States from California to Texas to Tennessee charge sales tax on some aspect of shipping or handling. State legislatures make the state tax laws, and each state has different regulations controlling business sales taxes. If you operate a business in a state that requires sales tax collection on the purchase plus shipping and handling, charging state sales tax is legal and expected. You collect the tax for the state and forward the taxes to the state comptroller or revenue department.
States expect sellers to charge taxes on sales made to state residents. If you make sales through the mail, on the Internet or over the telephone, most states expect you to collect sales tax on the sale and forward the tax to the appropriate taxing authority in your state. Some states expect collection of sales tax on the shipping charge; other states tax handling. California may have the most complex regulations; California exempts shipping from sales tax if you keep records of individual shipping amounts and the actual charge does not exceed the cost. Handling is taxable in California and in many other states.
If you purchase from a seller who lives in your state, you pay sales tax if your state has a sales tax. If you purchase from a large retailer that has a presence in your state, you also pay sales tax if your state has a sales tax. Five states have no state sales tax: Alaska, Oregon, Montana, New Hampshire and Delaware. Whether you pay sales tax on the shipping and handling depends on the state law. States are trending toward charging sales tax more liberally as state budgets seek new revenues.
States that charge sales tax only on total merchandise price include:
- New Jersey
States that charge sales tax on merchandise plus handling are Alabama, Arizona, California, Louisiana, Maryland, Maine, Virginia and Vermont.
If you purchase nontaxable items in some states, the shipping and handling charge is equally nontaxable. Pennsylvania does not tax shipping if the purchased item is not taxable; Kentucky’s law is similar. As an example, some states do not tax food or drug products. Some services are exempt from state sales tax. Bibles are exempt from sales tax in a few states, although Georgia and South Carolina have both changed the sales tax laws for Bibles.
Linda Richard has been a legal writer and antiques appraiser for more than 25 years, and has been writing online for more than 12 years.
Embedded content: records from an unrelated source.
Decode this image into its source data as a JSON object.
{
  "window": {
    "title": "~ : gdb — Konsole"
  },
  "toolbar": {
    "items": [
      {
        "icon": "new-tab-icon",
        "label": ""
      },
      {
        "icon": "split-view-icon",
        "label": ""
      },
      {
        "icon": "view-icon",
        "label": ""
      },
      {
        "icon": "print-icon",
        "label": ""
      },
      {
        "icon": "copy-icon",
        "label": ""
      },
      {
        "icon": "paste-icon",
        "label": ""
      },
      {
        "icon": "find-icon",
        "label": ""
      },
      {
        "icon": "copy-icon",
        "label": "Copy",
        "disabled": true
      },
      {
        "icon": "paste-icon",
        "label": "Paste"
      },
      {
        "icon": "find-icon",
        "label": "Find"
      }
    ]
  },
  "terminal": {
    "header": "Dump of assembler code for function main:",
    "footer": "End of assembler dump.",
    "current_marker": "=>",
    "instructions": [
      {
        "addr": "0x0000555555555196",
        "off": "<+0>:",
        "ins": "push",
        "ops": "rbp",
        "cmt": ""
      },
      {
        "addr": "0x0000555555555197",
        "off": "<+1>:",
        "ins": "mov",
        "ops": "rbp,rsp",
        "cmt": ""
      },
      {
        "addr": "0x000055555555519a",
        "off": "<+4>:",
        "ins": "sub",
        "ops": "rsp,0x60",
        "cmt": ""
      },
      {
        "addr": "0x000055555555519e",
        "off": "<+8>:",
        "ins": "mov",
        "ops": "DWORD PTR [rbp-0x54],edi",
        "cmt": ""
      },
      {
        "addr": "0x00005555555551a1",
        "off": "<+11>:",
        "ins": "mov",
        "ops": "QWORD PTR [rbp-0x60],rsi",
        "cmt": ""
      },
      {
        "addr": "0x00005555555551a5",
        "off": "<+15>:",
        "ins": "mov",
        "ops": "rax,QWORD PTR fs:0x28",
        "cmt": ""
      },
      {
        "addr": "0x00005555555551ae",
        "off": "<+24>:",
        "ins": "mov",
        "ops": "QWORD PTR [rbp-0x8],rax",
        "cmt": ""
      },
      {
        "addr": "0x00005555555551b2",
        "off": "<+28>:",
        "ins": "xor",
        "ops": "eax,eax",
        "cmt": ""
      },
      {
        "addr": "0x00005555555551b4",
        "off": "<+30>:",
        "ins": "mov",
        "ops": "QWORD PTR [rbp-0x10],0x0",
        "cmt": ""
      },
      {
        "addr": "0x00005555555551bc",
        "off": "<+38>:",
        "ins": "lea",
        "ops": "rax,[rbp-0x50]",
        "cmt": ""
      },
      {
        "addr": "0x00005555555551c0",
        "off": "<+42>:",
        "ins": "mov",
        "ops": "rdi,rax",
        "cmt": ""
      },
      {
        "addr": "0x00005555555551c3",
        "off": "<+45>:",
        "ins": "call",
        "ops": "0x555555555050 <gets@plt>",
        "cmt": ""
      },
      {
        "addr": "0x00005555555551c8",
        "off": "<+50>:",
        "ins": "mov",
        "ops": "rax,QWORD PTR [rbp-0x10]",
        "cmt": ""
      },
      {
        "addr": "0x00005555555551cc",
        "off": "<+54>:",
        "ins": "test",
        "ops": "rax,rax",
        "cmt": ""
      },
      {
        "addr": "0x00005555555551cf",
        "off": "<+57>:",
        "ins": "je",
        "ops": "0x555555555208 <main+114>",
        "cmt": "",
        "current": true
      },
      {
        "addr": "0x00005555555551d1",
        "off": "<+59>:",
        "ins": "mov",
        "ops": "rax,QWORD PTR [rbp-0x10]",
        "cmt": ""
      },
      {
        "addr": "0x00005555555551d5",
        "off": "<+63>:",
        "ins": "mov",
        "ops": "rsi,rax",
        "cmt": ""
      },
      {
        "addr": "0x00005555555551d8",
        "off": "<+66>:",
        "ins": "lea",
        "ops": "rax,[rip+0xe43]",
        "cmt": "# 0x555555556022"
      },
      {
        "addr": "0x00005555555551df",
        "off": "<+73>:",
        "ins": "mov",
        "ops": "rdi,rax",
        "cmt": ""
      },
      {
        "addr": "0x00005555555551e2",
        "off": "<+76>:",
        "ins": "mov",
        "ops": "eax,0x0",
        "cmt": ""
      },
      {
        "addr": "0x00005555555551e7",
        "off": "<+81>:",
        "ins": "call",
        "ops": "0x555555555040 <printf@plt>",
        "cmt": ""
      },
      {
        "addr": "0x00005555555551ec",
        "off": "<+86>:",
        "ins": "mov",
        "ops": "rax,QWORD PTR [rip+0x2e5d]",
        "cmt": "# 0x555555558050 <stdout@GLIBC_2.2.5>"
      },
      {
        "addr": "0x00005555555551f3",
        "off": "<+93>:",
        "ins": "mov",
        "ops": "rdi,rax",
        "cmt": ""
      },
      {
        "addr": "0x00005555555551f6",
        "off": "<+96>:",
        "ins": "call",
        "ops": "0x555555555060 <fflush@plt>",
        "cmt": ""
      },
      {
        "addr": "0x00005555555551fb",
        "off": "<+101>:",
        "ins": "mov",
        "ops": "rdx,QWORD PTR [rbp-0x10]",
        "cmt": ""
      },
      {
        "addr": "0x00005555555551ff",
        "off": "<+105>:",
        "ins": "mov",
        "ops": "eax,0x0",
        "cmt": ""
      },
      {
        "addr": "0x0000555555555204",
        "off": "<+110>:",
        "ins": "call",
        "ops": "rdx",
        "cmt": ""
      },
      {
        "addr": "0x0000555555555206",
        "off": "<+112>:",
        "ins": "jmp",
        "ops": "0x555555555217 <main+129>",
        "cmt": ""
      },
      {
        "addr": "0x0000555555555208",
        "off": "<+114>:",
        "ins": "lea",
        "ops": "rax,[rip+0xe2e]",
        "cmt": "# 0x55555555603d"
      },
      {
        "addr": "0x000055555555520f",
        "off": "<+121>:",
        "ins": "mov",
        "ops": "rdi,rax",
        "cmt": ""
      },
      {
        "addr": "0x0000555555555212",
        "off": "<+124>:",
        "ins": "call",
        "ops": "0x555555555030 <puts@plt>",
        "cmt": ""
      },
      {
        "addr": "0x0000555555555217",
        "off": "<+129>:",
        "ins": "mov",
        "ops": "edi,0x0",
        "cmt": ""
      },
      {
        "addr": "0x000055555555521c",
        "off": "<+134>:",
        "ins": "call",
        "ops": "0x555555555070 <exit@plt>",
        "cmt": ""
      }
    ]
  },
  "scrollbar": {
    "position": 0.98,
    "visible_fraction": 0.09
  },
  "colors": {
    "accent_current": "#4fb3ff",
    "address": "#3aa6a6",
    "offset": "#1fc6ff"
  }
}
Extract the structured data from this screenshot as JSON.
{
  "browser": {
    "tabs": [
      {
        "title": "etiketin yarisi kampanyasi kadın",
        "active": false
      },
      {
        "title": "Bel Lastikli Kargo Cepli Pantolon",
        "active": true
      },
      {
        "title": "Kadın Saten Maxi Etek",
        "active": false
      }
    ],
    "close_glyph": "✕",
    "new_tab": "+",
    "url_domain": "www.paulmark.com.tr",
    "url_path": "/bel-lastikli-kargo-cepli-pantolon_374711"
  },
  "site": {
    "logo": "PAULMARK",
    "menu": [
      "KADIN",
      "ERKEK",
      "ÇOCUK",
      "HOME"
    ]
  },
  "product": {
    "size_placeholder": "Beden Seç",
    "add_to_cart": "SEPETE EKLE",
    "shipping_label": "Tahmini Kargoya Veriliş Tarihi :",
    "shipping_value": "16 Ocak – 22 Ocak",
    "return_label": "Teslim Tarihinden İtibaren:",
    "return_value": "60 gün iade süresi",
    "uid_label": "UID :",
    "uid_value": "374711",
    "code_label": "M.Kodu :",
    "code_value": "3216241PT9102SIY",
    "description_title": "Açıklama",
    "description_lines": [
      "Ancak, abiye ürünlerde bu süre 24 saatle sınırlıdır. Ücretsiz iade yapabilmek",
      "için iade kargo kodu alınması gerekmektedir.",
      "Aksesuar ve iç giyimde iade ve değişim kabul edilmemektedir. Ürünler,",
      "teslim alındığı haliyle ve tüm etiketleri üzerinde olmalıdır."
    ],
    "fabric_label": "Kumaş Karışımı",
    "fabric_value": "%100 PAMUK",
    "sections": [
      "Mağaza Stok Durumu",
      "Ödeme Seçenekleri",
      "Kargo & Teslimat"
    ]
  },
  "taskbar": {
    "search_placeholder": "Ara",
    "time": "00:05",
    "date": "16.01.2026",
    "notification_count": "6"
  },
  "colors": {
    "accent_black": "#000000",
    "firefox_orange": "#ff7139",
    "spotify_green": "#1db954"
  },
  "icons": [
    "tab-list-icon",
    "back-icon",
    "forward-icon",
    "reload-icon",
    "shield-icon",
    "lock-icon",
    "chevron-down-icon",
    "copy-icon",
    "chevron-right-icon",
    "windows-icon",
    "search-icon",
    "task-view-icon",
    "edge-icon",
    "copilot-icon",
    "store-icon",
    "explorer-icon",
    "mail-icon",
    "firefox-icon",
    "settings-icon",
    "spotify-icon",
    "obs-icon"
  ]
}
Richard holds a bachelor's degree in English and business administration. She has operated a small business for more than 20 years. She and her husband enjoy remodeling old houses and are currently working on a 1970s home.